Bonhoeffer understood the deep, necessary relationship between justification and sanctification in the Christian life. When these two aspects of our union with Christ are separated, we are left with cheap grace – “bargain-basement goods, cut-rate forgiveness, cut-rate comfort, cut-rate sacrament.” Cheap grace is left only as a system to take advantage of, where justification now no longer means the justification of the sinner, but of sin itself. Thus nothing about our sinful lives needs to change. If we change our lives to conform to the commandments of Jesus Christ, then we no longer trust in cheap grace, and that becomes too uncomfortable. So long as we conform to the world, we can still accept cheap grace and assure ourselves that our sins are forgiven.
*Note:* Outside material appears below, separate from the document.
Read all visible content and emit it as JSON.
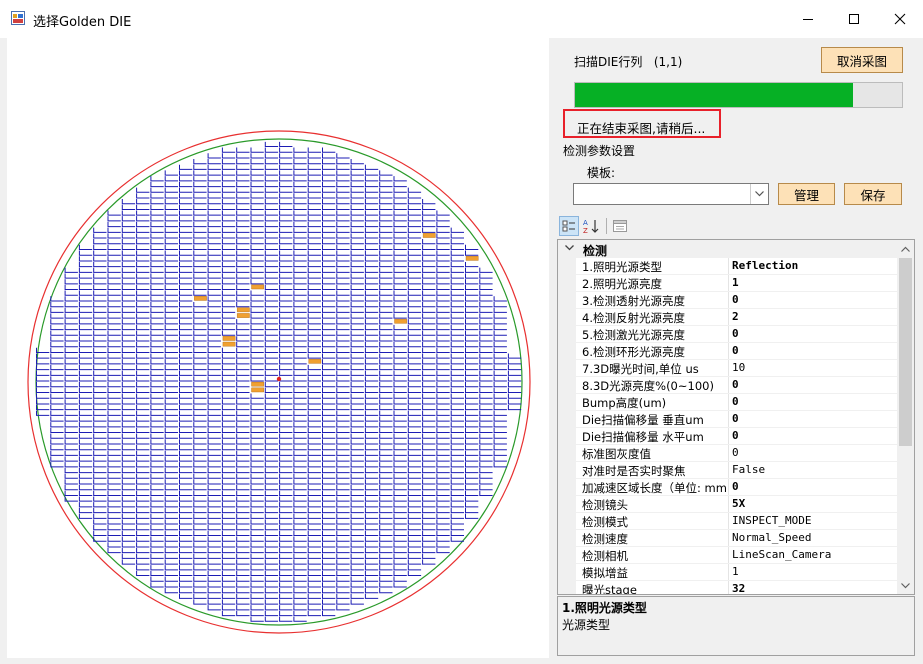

Within the bounds of a system of cheap grace, there is now forgiveness without repentance, baptism without discipline, and the Lord’s Supper without confession of sin.
Yet this is strikingly different than the kind of grace we should be accustomed to! The grace lived out in the Christian life is not a cheap grace, but a costly grace. “It is costly, because it calls to discipleship; it is grace, because it calls us to follow Jesus Christ. It is costly, because it costs people their lives; it is grace, because it thereby makes them live…Above all, grace is costly, because it was costly to God, because it costs God the life of God’s Son – and because nothing can be cheap to us which is costly to God.” If grace was costly for God, it is costly to us, which means we must strive for obedience to Christ’s commandments.
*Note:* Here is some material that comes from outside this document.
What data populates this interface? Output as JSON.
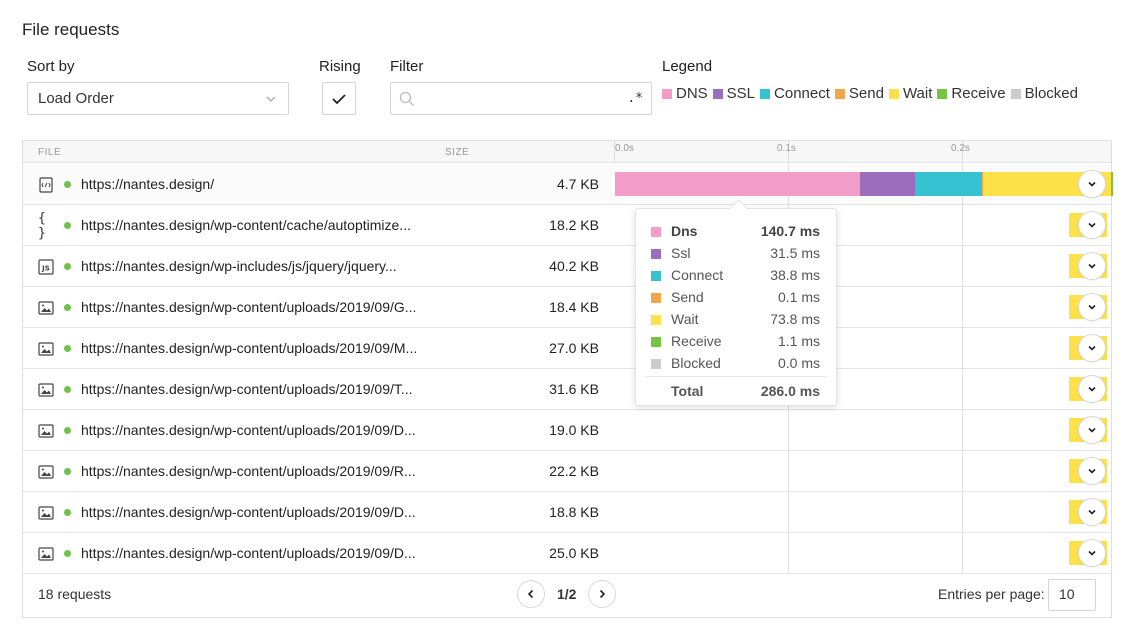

Martin Luther understood the problem with cheap grace, and Bonhoeffer explains his system of thought well. Luther understood that grace is the “result given by Christ himself to Christian life,” which means our life is not excused from discipleship in any way. Too many people instead take grace as a presupposition, therefore excusing any sin that they commit. Luther knew that we “sin boldly,” yet should believe and rejoice in Christ even more boldly. There is no escaping being a sinner in this life, yet we believe and rejoice in Christ and strive for obedience to him all the same.
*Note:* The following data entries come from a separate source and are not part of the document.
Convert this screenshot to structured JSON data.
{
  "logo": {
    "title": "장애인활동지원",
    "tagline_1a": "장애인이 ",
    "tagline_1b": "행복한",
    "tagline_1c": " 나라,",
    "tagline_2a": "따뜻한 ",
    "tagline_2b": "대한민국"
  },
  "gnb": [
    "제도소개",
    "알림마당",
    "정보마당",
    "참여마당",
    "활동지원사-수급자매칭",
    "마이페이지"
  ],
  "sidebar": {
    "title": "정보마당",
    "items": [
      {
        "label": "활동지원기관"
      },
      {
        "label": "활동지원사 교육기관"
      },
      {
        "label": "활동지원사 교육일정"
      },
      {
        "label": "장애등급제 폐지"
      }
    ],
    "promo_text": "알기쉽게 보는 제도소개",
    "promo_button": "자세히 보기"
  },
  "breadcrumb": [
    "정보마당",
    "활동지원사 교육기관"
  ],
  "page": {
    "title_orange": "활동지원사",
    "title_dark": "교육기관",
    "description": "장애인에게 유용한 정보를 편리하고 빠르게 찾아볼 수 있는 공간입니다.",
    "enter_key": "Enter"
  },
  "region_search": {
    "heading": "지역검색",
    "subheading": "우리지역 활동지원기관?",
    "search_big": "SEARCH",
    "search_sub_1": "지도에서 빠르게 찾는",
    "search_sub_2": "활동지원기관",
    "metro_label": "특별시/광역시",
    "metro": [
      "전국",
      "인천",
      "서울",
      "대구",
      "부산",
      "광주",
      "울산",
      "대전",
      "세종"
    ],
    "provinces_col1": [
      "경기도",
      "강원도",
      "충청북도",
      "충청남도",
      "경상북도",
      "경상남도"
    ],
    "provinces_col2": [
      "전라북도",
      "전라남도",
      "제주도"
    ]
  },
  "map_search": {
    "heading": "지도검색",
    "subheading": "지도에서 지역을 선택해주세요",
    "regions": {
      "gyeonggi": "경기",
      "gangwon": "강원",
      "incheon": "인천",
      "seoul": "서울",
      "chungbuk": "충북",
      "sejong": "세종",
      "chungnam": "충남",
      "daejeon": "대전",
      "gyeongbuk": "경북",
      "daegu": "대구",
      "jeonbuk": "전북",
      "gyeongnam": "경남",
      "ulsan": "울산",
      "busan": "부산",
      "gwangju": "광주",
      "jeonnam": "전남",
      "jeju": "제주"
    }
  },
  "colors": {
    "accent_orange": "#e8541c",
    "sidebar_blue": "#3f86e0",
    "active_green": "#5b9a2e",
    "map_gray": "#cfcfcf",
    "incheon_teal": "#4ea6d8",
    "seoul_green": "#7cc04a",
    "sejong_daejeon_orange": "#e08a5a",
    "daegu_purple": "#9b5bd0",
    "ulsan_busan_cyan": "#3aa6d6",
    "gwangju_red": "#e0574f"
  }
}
Dietrich certainly knew of the problems facing the rising liberalism in churches of his day. We would be wise to meditate on his words and corrections for the church. He saw the cusp of the dam that has overflowed today, “Is the price that we are paying today with the collapse of the organized churches anything else but an inevitable consequence of grace acquired too cheaply? We gave away preaching and sacraments cheaply; we performed baptisms and confirmations; we absolved an entire people, unquestioned and unconditionally; out of human love we handed over what was holy to the scornful and unbelievers. We poured out rivers of race without end, but the call to rigorously follow Christ was seldom heard.”
If we surveyed the Evangelical landscape today, could this not be a summary of the problems we are facing today? Shallow churches that preach a shallow gospel, with little commitment other than an occasional stop at the church to be assured that our sins are still forgiven? Perhaps if we recognized that “the word of cheap grace has ruined more Christians than any commandment about works,” we would do a better job at stopping this train in its tracks. If we realized that living under grace means striving to live in the world without losing ourselves to it; if we realized that living under grace means giving up our lives for the one who laid down his life for us, we would have a better understanding of grace. Not a cheap grace, but a costly grace. As Bonhoeffer says, “Blessed are they for whom following Jesus Christ means nothing other than living from grace and for whom grace means following Christ.”